Reading begins in a kid's ears. When you talk to your kid, you are putting the sounds of the English language in to his brain. His brain is properly wired to learn to speak back to you. Over time his speaking vocabulary grows to thousands of words. The more you talk, sing, & read to your kid, the bigger his speaking vocabulary will become. Here is the surprise: kid's brains are not automatically wired for reading. Your kid needs your help to become a successful reader. Learning how to read begins when your kid's ears are prepared. There is several things you can do to get your kid's ears prepared. Teach him how to rhyme by playing rhyming games, or reading rhyming poems to him. Play various the other games introduced in this net site. His ears are prepared when they can rhyme & play the games successfully.
Teach your kid alphabet letter names & sounds. This is the beginning of phonics. Phonics is learning what letters & letter combinations "say." It is an essential part of learning how to read. Don't assume that your kid learned all the letter sounds in school. It is likely that they does not know the vowel sounds because they sound so similar. Other important phonic combinations are listed in the sidebar. When your kid learns letter sounds, teach her to "blend" them together to "sound out" new words. Knowledge of phonics will help her to read lots of words that follow phonic rules. The best way to incorporate phonics is to discover a short reading choice that has lots of "sh" words, for example, & read those words to him. Ask your kid to say some words beginning with the "sh" sound. Then teach him to read the short choice. Continue teaching phonics by finding other short reading selections, each highlighting of the letter combinations from the phonic list. notice that letters & letter combinations appear in different places in words. Vowels often occur in the midst of words. "Wh" occurs at the beginning of words & "Ch" appears at the beginning or finish of words.

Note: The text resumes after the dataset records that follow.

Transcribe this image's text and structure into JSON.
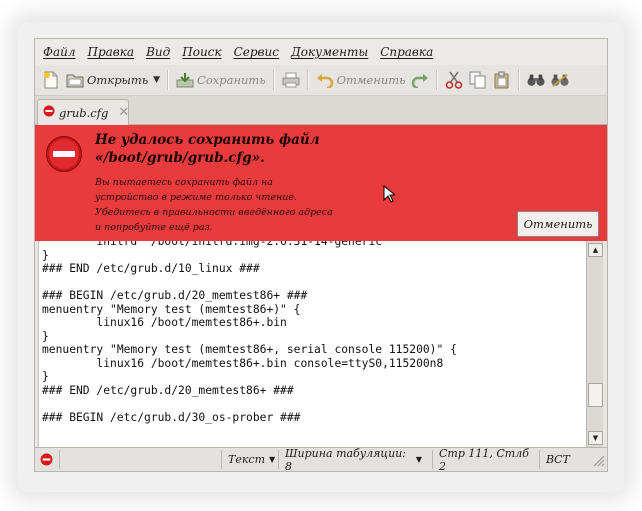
{
  "menu": [
    "Файл",
    "Правка",
    "Вид",
    "Поиск",
    "Сервис",
    "Документы",
    "Справка"
  ],
  "toolbar": {
    "open_label": "Открыть",
    "save_label": "Сохранить",
    "undo_label": "Отменить"
  },
  "tab": {
    "filename": "grub.cfg"
  },
  "error": {
    "title": "Не удалось сохранить файл «/boot/grub/grub.cfg».",
    "message": "Вы пытаетесь сохранить файл на устройство в режиме только чтение. Убедитесь в правильности введённого адреса и попробуйте ещё раз.",
    "cancel_label": "Отменить"
  },
  "editor": {
    "lines": [
      "        initrd  /boot/initrd.img-2.6.31-14-generic",
      "}",
      "### END /etc/grub.d/10_linux ###",
      "",
      "### BEGIN /etc/grub.d/20_memtest86+ ###",
      "menuentry \"Memory test (memtest86+)\" {",
      "        linux16 /boot/memtest86+.bin",
      "}",
      "menuentry \"Memory test (memtest86+, serial console 115200)\" {",
      "        linux16 /boot/memtest86+.bin console=ttyS0,115200n8",
      "}",
      "### END /etc/grub.d/20_memtest86+ ###",
      "",
      "### BEGIN /etc/grub.d/30_os-prober ###"
    ]
  },
  "status": {
    "language": "Текст",
    "tab_width": "Ширина табуляции: 8",
    "position": "Стр 111, Стлб 2",
    "insert_mode": "ВСТ"
  },
  "colors": {
    "error_bg": "#ea3b3c",
    "stop_icon": "#d9181b"
  }
}
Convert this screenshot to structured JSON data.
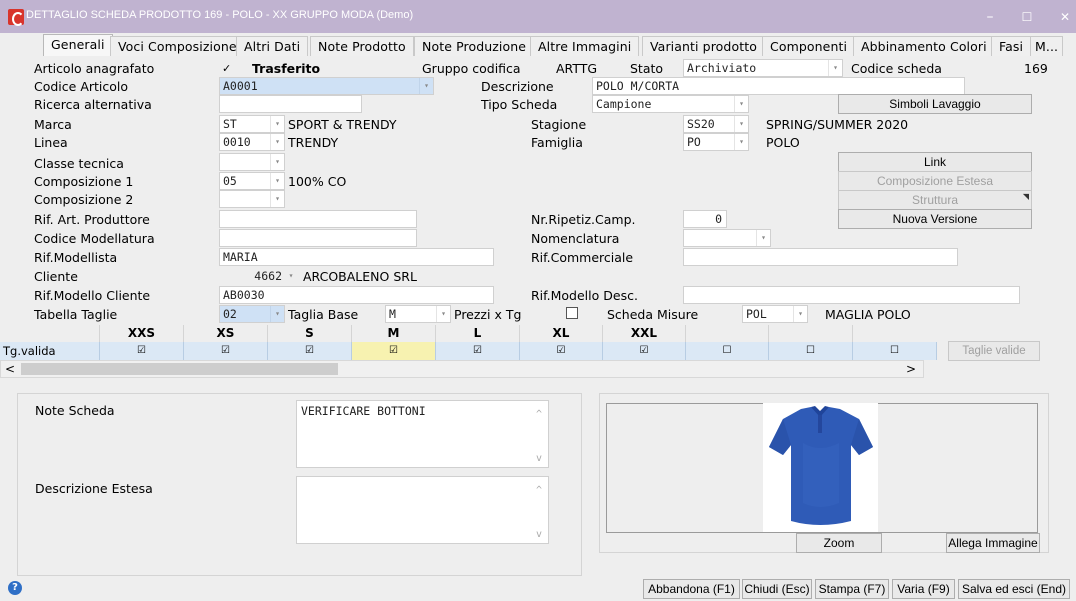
{
  "window": {
    "title": "DETTAGLIO SCHEDA PRODOTTO 169 - POLO - XX  GRUPPO MODA  (Demo)",
    "minimize": "–",
    "maximize": "☐",
    "close": "✕"
  },
  "tabs": [
    {
      "label": "Generali"
    },
    {
      "label": "Voci Composizione"
    },
    {
      "label": "Altri Dati"
    },
    {
      "label": "Note Prodotto"
    },
    {
      "label": "Note Produzione"
    },
    {
      "label": "Altre Immagini"
    },
    {
      "label": "Varianti prodotto"
    },
    {
      "label": "Componenti"
    },
    {
      "label": "Abbinamento Colori"
    },
    {
      "label": "Fasi"
    },
    {
      "label": "M..."
    }
  ],
  "form": {
    "articolo_anagrafato_label": "Articolo anagrafato",
    "articolo_anagrafato_check": "✓",
    "trasferito": "Trasferito",
    "gruppo_codifica_label": "Gruppo codifica",
    "gruppo_codifica_value": "ARTTG",
    "stato_label": "Stato",
    "stato_value": "Archiviato",
    "codice_scheda_label": "Codice scheda",
    "codice_scheda_value": "169",
    "codice_articolo_label": "Codice Articolo",
    "codice_articolo_value": "A0001",
    "descrizione_label": "Descrizione",
    "descrizione_value": "POLO M/CORTA",
    "ricerca_alt_label": "Ricerca alternativa",
    "ricerca_alt_value": "",
    "tipo_scheda_label": "Tipo Scheda",
    "tipo_scheda_value": "Campione",
    "marca_label": "Marca",
    "marca_code": "ST",
    "marca_desc": "SPORT & TRENDY",
    "stagione_label": "Stagione",
    "stagione_code": "SS20",
    "stagione_desc": "SPRING/SUMMER 2020",
    "linea_label": "Linea",
    "linea_code": "0010",
    "linea_desc": "TRENDY",
    "famiglia_label": "Famiglia",
    "famiglia_code": "PO",
    "famiglia_desc": "POLO",
    "classe_tecnica_label": "Classe tecnica",
    "classe_tecnica_value": "",
    "composizione1_label": "Composizione 1",
    "composizione1_code": "05",
    "composizione1_desc": "100% CO",
    "composizione2_label": "Composizione 2",
    "composizione2_code": "",
    "rif_art_prod_label": "Rif. Art. Produttore",
    "rif_art_prod_value": "",
    "nr_ripetiz_label": "Nr.Ripetiz.Camp.",
    "nr_ripetiz_value": "0",
    "codice_modellatura_label": "Codice Modellatura",
    "codice_modellatura_value": "",
    "nomenclatura_label": "Nomenclatura",
    "nomenclatura_value": "",
    "rif_modellista_label": "Rif.Modellista",
    "rif_modellista_value": "MARIA",
    "rif_commerciale_label": "Rif.Commerciale",
    "rif_commerciale_value": "",
    "cliente_label": "Cliente",
    "cliente_code": "4662",
    "cliente_desc": "ARCOBALENO SRL",
    "rif_modello_cliente_label": "Rif.Modello Cliente",
    "rif_modello_cliente_value": "AB0030",
    "rif_modello_desc_label": "Rif.Modello Desc.",
    "rif_modello_desc_value": "",
    "tabella_taglie_label": "Tabella Taglie",
    "tabella_taglie_value": "02",
    "taglia_base_label": "Taglia Base",
    "taglia_base_value": "M",
    "prezzi_x_tg_label": "Prezzi x Tg",
    "scheda_misure_label": "Scheda Misure",
    "scheda_misure_code": "POL",
    "scheda_misure_desc": "MAGLIA POLO"
  },
  "side_buttons": {
    "simboli_lavaggio": "Simboli Lavaggio",
    "link": "Link",
    "composizione_estesa": "Composizione Estesa",
    "struttura": "Struttura",
    "nuova_versione": "Nuova Versione"
  },
  "sizes_grid": {
    "row_label": "Tg.valida",
    "headers": [
      "XXS",
      "XS",
      "S",
      "M",
      "L",
      "XL",
      "XXL",
      "",
      "",
      "",
      ""
    ],
    "cells": [
      "☑",
      "☑",
      "☑",
      "☑",
      "☑",
      "☑",
      "☑",
      "☐",
      "☐",
      "☐",
      "☐"
    ],
    "taglie_valide_button": "Taglie valide",
    "scroll_left": "<",
    "scroll_right": ">"
  },
  "notes": {
    "note_scheda_label": "Note Scheda",
    "note_scheda_value": "VERIFICARE BOTTONI",
    "descrizione_estesa_label": "Descrizione Estesa",
    "descrizione_estesa_value": ""
  },
  "image_panel": {
    "zoom": "Zoom",
    "allega_immagine": "Allega Immagine",
    "shirt_color": "#2f5bb7"
  },
  "footer": {
    "help": "?",
    "abbandona": "Abbandona (F1)",
    "chiudi": "Chiudi (Esc)",
    "stampa": "Stampa (F7)",
    "varia": "Varia (F9)",
    "salva": "Salva ed esci (End)"
  }
}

Phonic skills must be put in to connected print in order to become useful. Connected print is short selections in magazines or books. books, both by Dr. Seuss, have wonderful selections to help a kid apply a phonic skill by reading connected print.
. Hop on Pop, an simpler choice by Dr. Seuss (1963), has the following selections:
* pages 3-5 short u "Up pup pup is up."
* pages 22-24 short e "Red Red They call me Red."
* pages 26-33 short a "Pat cat Pat sat on a cat." "Dad is doleful. , doleful."
* pages 40-41 short o "We like to hop on top of Pop."
* pages 56-57 short i "Will is up hill still."
. Fish, Fish, Red Fish, Blue Fish, by Dr. Seuss (1960), has these selections:
* pages 10-11, 18-19 short u "They run for fun in the hot, hot sun."
* pages 26-27 ea words "Oh dear! I cannot listen to."
* pages 30-31 oo words "He took a glance at the book on the hook."
* pages 40-43 short i "It is fun to sing in case you sing with a Ying."
* pages 48-49 short e "You seldom meta pet as wet as they let this wet pet get."
Best of all, using To, With, & By will improve your kid's fluency & comprehension. The objective of reading is comprehension. When your kid can sound out new words, has memorized a bunch of sight words, reads fluently & understands what they read, they has learned how to read!
You ought to help your kid read a used reading choice every other day. This is incorporating whole language methods of learning how to read. Using "To, With, & By" teach your kid how to read a couple of sentences or paragraph until it sounds great. The whole language method helps your kid learn to read "sight words." Sight words must be memorized because they don't follow phonic rules. (Half of all words in the English language are sight words.)